Copy each line below in which the string "Travel" appears.

* [MATERIAL FOR THIS EXERCISE]
--------------------------------------------------
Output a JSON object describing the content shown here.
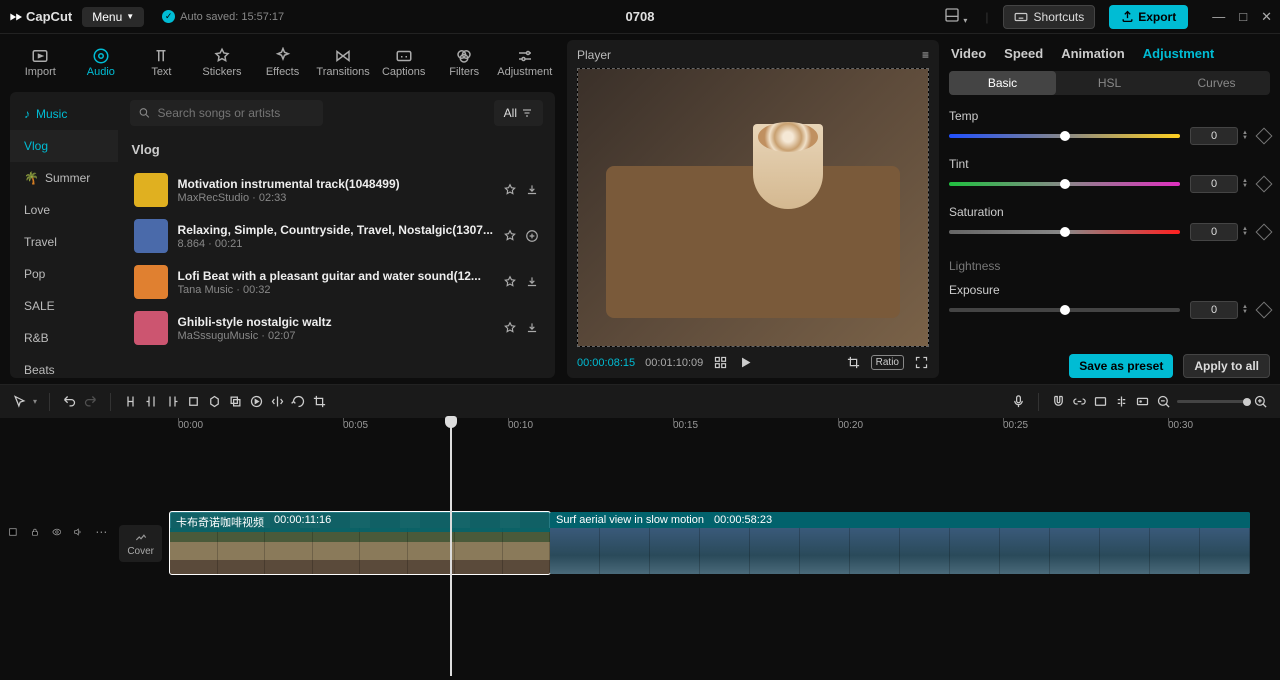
{
  "app": {
    "name": "CapCut",
    "menu": "Menu",
    "autosave": "Auto saved: 15:57:17",
    "project_title": "0708",
    "shortcuts": "Shortcuts",
    "export": "Export"
  },
  "asset_tabs": [
    "Import",
    "Audio",
    "Text",
    "Stickers",
    "Effects",
    "Transitions",
    "Captions",
    "Filters",
    "Adjustment"
  ],
  "music_sidebar": {
    "heading": "Music",
    "items": [
      "Vlog",
      "Summer",
      "Love",
      "Travel",
      "Pop",
      "SALE",
      "R&B",
      "Beats"
    ]
  },
  "search": {
    "placeholder": "Search songs or artists",
    "all": "All"
  },
  "section_title": "Vlog",
  "tracks": [
    {
      "title": "Motivation instrumental track(1048499)",
      "meta": "MaxRecStudio · 02:33",
      "thumb": "#e0b020"
    },
    {
      "title": "Relaxing, Simple, Countryside, Travel, Nostalgic(1307...",
      "meta": "8.864 · 00:21",
      "thumb": "#4a6aaa"
    },
    {
      "title": "Lofi Beat with a pleasant guitar and water sound(12...",
      "meta": "Tana Music · 00:32",
      "thumb": "#e08030"
    },
    {
      "title": "Ghibli-style nostalgic waltz",
      "meta": "MaSssuguMusic · 02:07",
      "thumb": "#cc5570"
    }
  ],
  "player": {
    "title": "Player",
    "current": "00:00:08:15",
    "total": "00:01:10:09",
    "ratio": "Ratio"
  },
  "adjust_tabs": [
    "Video",
    "Speed",
    "Animation",
    "Adjustment"
  ],
  "adjust_subtabs": [
    "Basic",
    "HSL",
    "Curves"
  ],
  "sliders": {
    "temp": {
      "label": "Temp",
      "value": "0",
      "gradient": "linear-gradient(90deg,#2050ff,#888,#ffd020)"
    },
    "tint": {
      "label": "Tint",
      "value": "0",
      "gradient": "linear-gradient(90deg,#20c040,#888,#e030c0)"
    },
    "saturation": {
      "label": "Saturation",
      "value": "0",
      "gradient": "linear-gradient(90deg,#666,#888,#ff2020)"
    },
    "exposure": {
      "label": "Exposure",
      "value": "0",
      "gradient": "#444"
    }
  },
  "lightness": "Lightness",
  "save_preset": "Save as preset",
  "apply_all": "Apply to all",
  "ruler": [
    "00:00",
    "00:05",
    "00:10",
    "00:15",
    "00:20",
    "00:25",
    "00:30"
  ],
  "cover": "Cover",
  "clips": [
    {
      "name": "卡布奇诺咖啡视频",
      "duration": "00:00:11:16"
    },
    {
      "name": "Surf aerial view in slow motion",
      "duration": "00:00:58:23"
    }
  ]
}
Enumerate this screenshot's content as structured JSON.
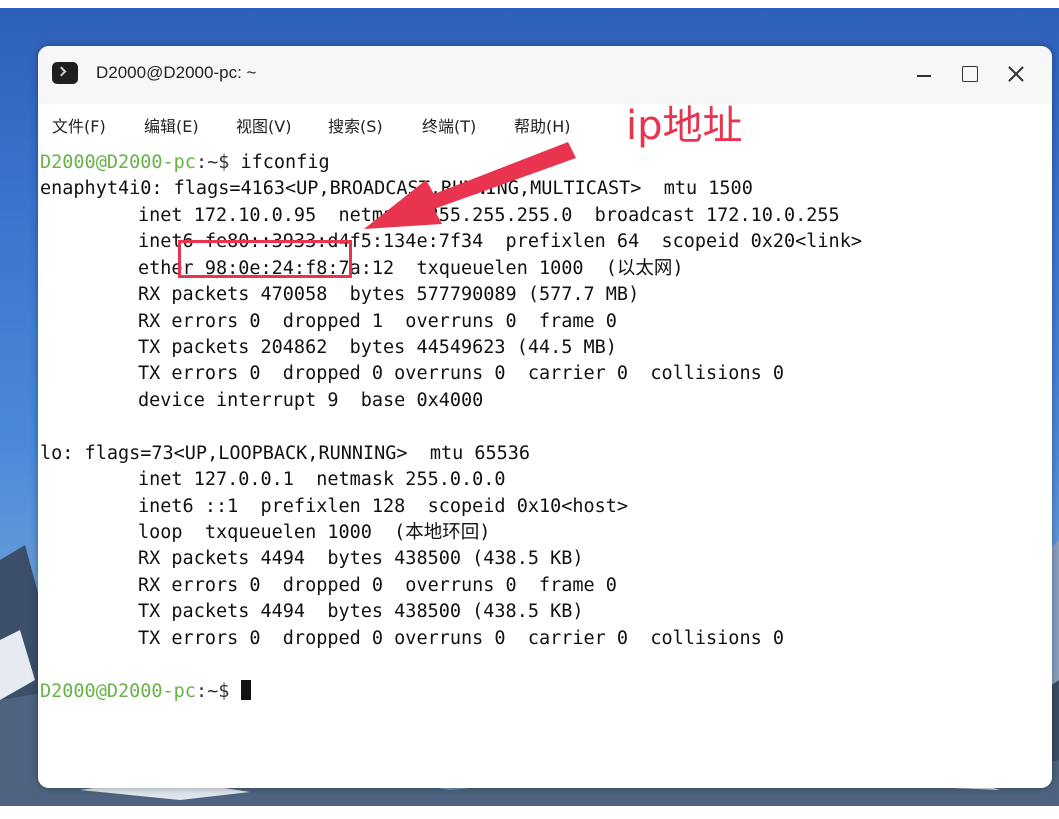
{
  "window": {
    "title": "D2000@D2000-pc: ~"
  },
  "menu": {
    "items": [
      "文件(F)",
      "编辑(E)",
      "视图(V)",
      "搜索(S)",
      "终端(T)",
      "帮助(H)"
    ]
  },
  "annotation": {
    "label": "ip地址",
    "color": "#e8344e"
  },
  "terminal": {
    "prompt_user": "D2000@D2000-pc",
    "prompt_path": ":~$ ",
    "command": "ifconfig",
    "lines": [
      "enaphyt4i0: flags=4163<UP,BROADCAST,RUNNING,MULTICAST>  mtu 1500",
      "inet 172.10.0.95  netmask 255.255.255.0  broadcast 172.10.0.255",
      "inet6 fe80::3933:d4f5:134e:7f34  prefixlen 64  scopeid 0x20<link>",
      "ether 98:0e:24:f8:7a:12  txqueuelen 1000  (以太网)",
      "RX packets 470058  bytes 577790089 (577.7 MB)",
      "RX errors 0  dropped 1  overruns 0  frame 0",
      "TX packets 204862  bytes 44549623 (44.5 MB)",
      "TX errors 0  dropped 0 overruns 0  carrier 0  collisions 0",
      "device interrupt 9  base 0x4000",
      "",
      "lo: flags=73<UP,LOOPBACK,RUNNING>  mtu 65536",
      "inet 127.0.0.1  netmask 255.0.0.0",
      "inet6 ::1  prefixlen 128  scopeid 0x10<host>",
      "loop  txqueuelen 1000  (本地环回)",
      "RX packets 4494  bytes 438500 (438.5 KB)",
      "RX errors 0  dropped 0  overruns 0  frame 0",
      "TX packets 4494  bytes 438500 (438.5 KB)",
      "TX errors 0  dropped 0 overruns 0  carrier 0  collisions 0"
    ],
    "final_prompt_user": "D2000@D2000-pc",
    "final_prompt_path": ":~$ "
  },
  "colors": {
    "prompt_user": "#67b348",
    "accent_red": "#e8344e"
  }
}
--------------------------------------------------
* [ANSWER SPACE]
      "Travel",
      "title": "Relaxing, Simple, Countryside, Travel, Nostalgic(1307...",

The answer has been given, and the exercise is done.